Could you repeat all of the entries word for word, minus any pictures?

(Web page and app entries)
════════════════════

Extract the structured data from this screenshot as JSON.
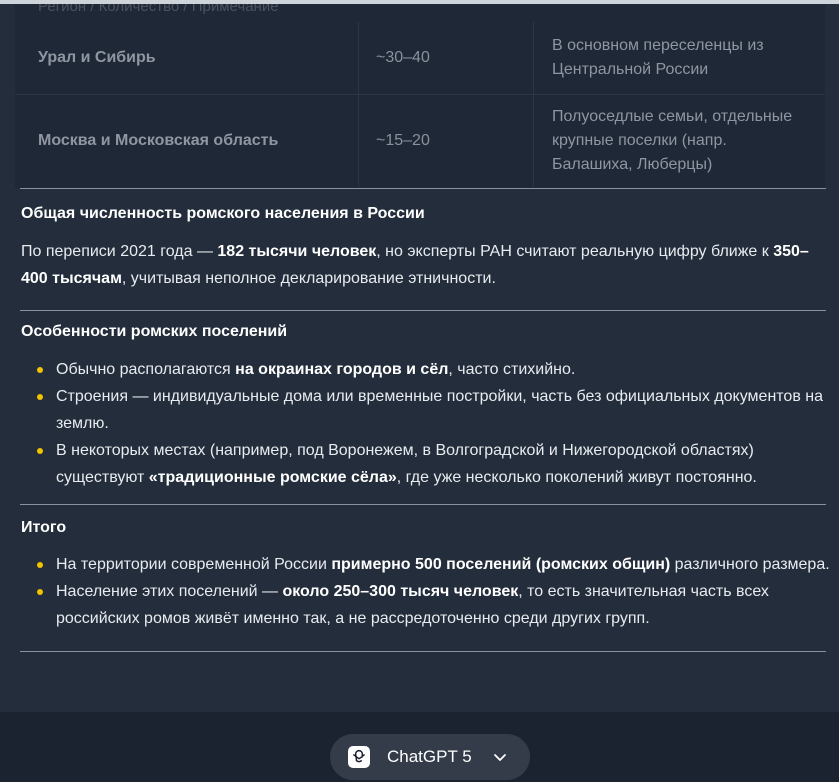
{
  "table": {
    "faded_heading": "Регион / Количество / Примечание",
    "rows": [
      {
        "region": "Урал и Сибирь",
        "count": "~30–40",
        "note_lines": [
          "В основном переселенцы из",
          "Центральной России"
        ]
      },
      {
        "region": "Москва и Московская область",
        "count": "~15–20",
        "note_lines": [
          "Полуоседлые семьи, отдельные",
          "крупные поселки (напр.",
          "Балашиха, Люберцы)"
        ]
      }
    ]
  },
  "section_total": {
    "title": "Общая численность ромского населения в России",
    "p_a": "По переписи 2021 года — ",
    "p_b": "182 тысячи человек",
    "p_c": ", но эксперты РАН считают реальную цифру ближе к ",
    "p_d": "350–400 тысячам",
    "p_e": ", учитывая неполное декларирование этничности."
  },
  "section_features": {
    "title": "Особенности ромских поселений",
    "b1_a": "Обычно располагаются ",
    "b1_b": "на окраинах городов и сёл",
    "b1_c": ", часто стихийно.",
    "b2": "Строения — индивидуальные дома или временные постройки, часть без официальных документов на землю.",
    "b3_a": "В некоторых местах (например, под Воронежем, в Волгоградской и Нижегородской областях) существуют ",
    "b3_b": "«традиционные ромские сёла»",
    "b3_c": ", где уже несколько поколений живут постоянно."
  },
  "section_summary": {
    "title": "Итого",
    "b1_a": "На территории современной России ",
    "b1_b": "примерно 500 поселений (ромских общин)",
    "b1_c": " различного размера.",
    "b2_a": "Население этих поселений — ",
    "b2_b": "около 250–300 тысяч человек",
    "b2_c": ", то есть значительная часть всех российских ромов живёт именно так, а не рассредоточенно среди других групп."
  },
  "model_selector": {
    "label": "ChatGPT 5",
    "logo_icon": "openai-logo-icon",
    "chevron_icon": "chevron-down-icon"
  },
  "colors": {
    "background": "#232d3b",
    "bullet": "#f3c200",
    "text": "#e8ebef"
  }
}
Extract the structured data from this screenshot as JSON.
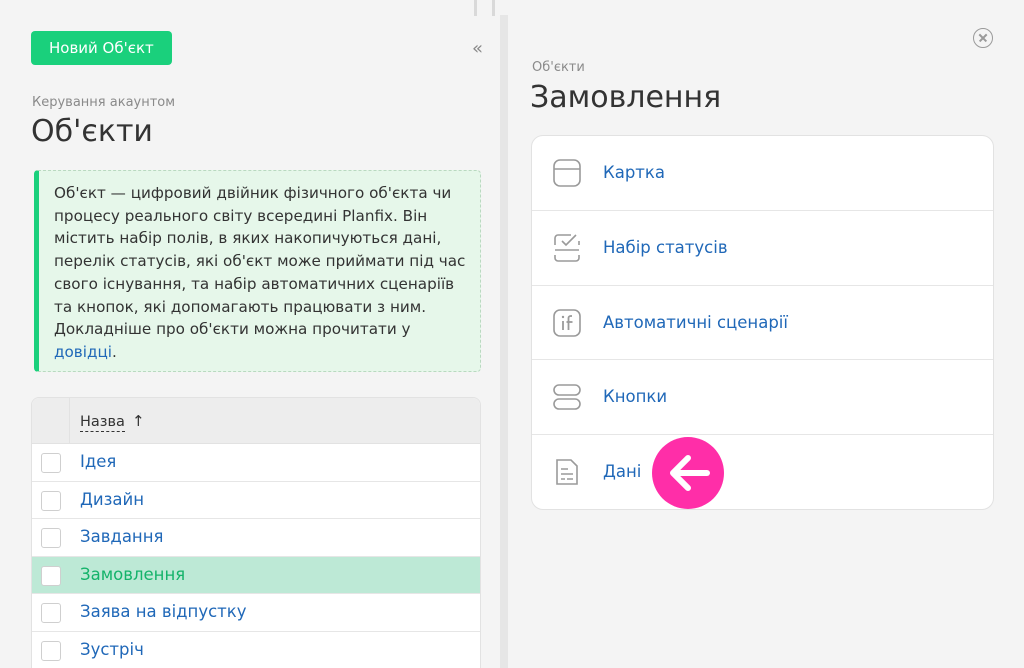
{
  "left": {
    "new_button": "Новий Об'єкт",
    "collapse_glyph": "«",
    "breadcrumb": "Керування акаунтом",
    "title": "Об'єкти",
    "info": {
      "text": "Об'єкт — цифровий двійник фізичного об'єкта чи процесу реального світу всередині Planfix. Він містить набір полів, в яких накопичуються дані, перелік статусів, які об'єкт може приймати під час свого існування, та набір автоматичних сценаріїв та кнопок, які допомагають працювати з ним. Докладніше про об'єкти можна прочитати у ",
      "link": "довідці",
      "tail": "."
    },
    "table": {
      "header": "Назва",
      "sort_glyph": "↑",
      "rows": [
        {
          "name": "Ідея"
        },
        {
          "name": "Дизайн"
        },
        {
          "name": "Завдання"
        },
        {
          "name": "Замовлення",
          "selected": true
        },
        {
          "name": "Заява на відпустку"
        },
        {
          "name": "Зустріч"
        }
      ]
    }
  },
  "right": {
    "label": "Об'єкти",
    "title": "Замовлення",
    "menu": [
      {
        "label": "Картка",
        "icon": "card-icon"
      },
      {
        "label": "Набір статусів",
        "icon": "status-set-icon"
      },
      {
        "label": "Автоматичні сценарії",
        "icon": "scenario-if-icon"
      },
      {
        "label": "Кнопки",
        "icon": "buttons-icon"
      },
      {
        "label": "Дані",
        "icon": "data-document-icon"
      }
    ]
  },
  "colors": {
    "accent_green": "#1ad07c",
    "link_blue": "#2068b8",
    "selected_row": "#bde9d6",
    "info_bg": "#e6f7ea",
    "pointer_pink": "#ff2ea8"
  }
}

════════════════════

- Expected output -
Extract the structured data from this screenshot as JSON.
{
  "table": {
    "faded_heading": "Регион / Количество / Примечание",
    "rows": [
      {
        "region": "Урал и Сибирь",
        "count": "~30–40",
        "note_lines": [
          "В основном переселенцы из",
          "Центральной России"
        ]
      },
      {
        "region": "Москва и Московская область",
        "count": "~15–20",
        "note_lines": [
          "Полуоседлые семьи, отдельные",
          "крупные поселки (напр.",
          "Балашиха, Люберцы)"
        ]
      }
    ]
  },
  "section_total": {
    "title": "Общая численность ромского населения в России",
    "p_a": "По переписи 2021 года — ",
    "p_b": "182 тысячи человек",
    "p_c": ", но эксперты РАН считают реальную цифру ближе к ",
    "p_d": "350–400 тысячам",
    "p_e": ", учитывая неполное декларирование этничности."
  },
  "section_features": {
    "title": "Особенности ромских поселений",
    "b1_a": "Обычно располагаются ",
    "b1_b": "на окраинах городов и сёл",
    "b1_c": ", часто стихийно.",
    "b2": "Строения — индивидуальные дома или временные постройки, часть без официальных документов на землю.",
    "b3_a": "В некоторых местах (например, под Воронежем, в Волгоградской и Нижегородской областях) существуют ",
    "b3_b": "«традиционные ромские сёла»",
    "b3_c": ", где уже несколько поколений живут постоянно."
  },
  "section_summary": {
    "title": "Итого",
    "b1_a": "На территории современной России ",
    "b1_b": "примерно 500 поселений (ромских общин)",
    "b1_c": " различного размера.",
    "b2_a": "Население этих поселений — ",
    "b2_b": "около 250–300 тысяч человек",
    "b2_c": ", то есть значительная часть всех российских ромов живёт именно так, а не рассредоточенно среди других групп."
  },
  "model_selector": {
    "label": "ChatGPT 5",
    "logo_icon": "openai-logo-icon",
    "chevron_icon": "chevron-down-icon"
  },
  "colors": {
    "background": "#232d3b",
    "bullet": "#f3c200",
    "text": "#e8ebef"
  }
}
Extract the structured data from this screenshot as JSON.
{
  "left": {
    "new_button": "Новий Об'єкт",
    "collapse_glyph": "«",
    "breadcrumb": "Керування акаунтом",
    "title": "Об'єкти",
    "info": {
      "text": "Об'єкт — цифровий двійник фізичного об'єкта чи процесу реального світу всередині Planfix. Він містить набір полів, в яких накопичуються дані, перелік статусів, які об'єкт може приймати під час свого існування, та набір автоматичних сценаріїв та кнопок, які допомагають працювати з ним. Докладніше про об'єкти можна прочитати у ",
      "link": "довідці",
      "tail": "."
    },
    "table": {
      "header": "Назва",
      "sort_glyph": "↑",
      "rows": [
        {
          "name": "Ідея"
        },
        {
          "name": "Дизайн"
        },
        {
          "name": "Завдання"
        },
        {
          "name": "Замовлення",
          "selected": true
        },
        {
          "name": "Заява на відпустку"
        },
        {
          "name": "Зустріч"
        }
      ]
    }
  },
  "right": {
    "label": "Об'єкти",
    "title": "Замовлення",
    "menu": [
      {
        "label": "Картка",
        "icon": "card-icon"
      },
      {
        "label": "Набір статусів",
        "icon": "status-set-icon"
      },
      {
        "label": "Автоматичні сценарії",
        "icon": "scenario-if-icon"
      },
      {
        "label": "Кнопки",
        "icon": "buttons-icon"
      },
      {
        "label": "Дані",
        "icon": "data-document-icon"
      }
    ]
  },
  "colors": {
    "accent_green": "#1ad07c",
    "link_blue": "#2068b8",
    "selected_row": "#bde9d6",
    "info_bg": "#e6f7ea",
    "pointer_pink": "#ff2ea8"
  }
}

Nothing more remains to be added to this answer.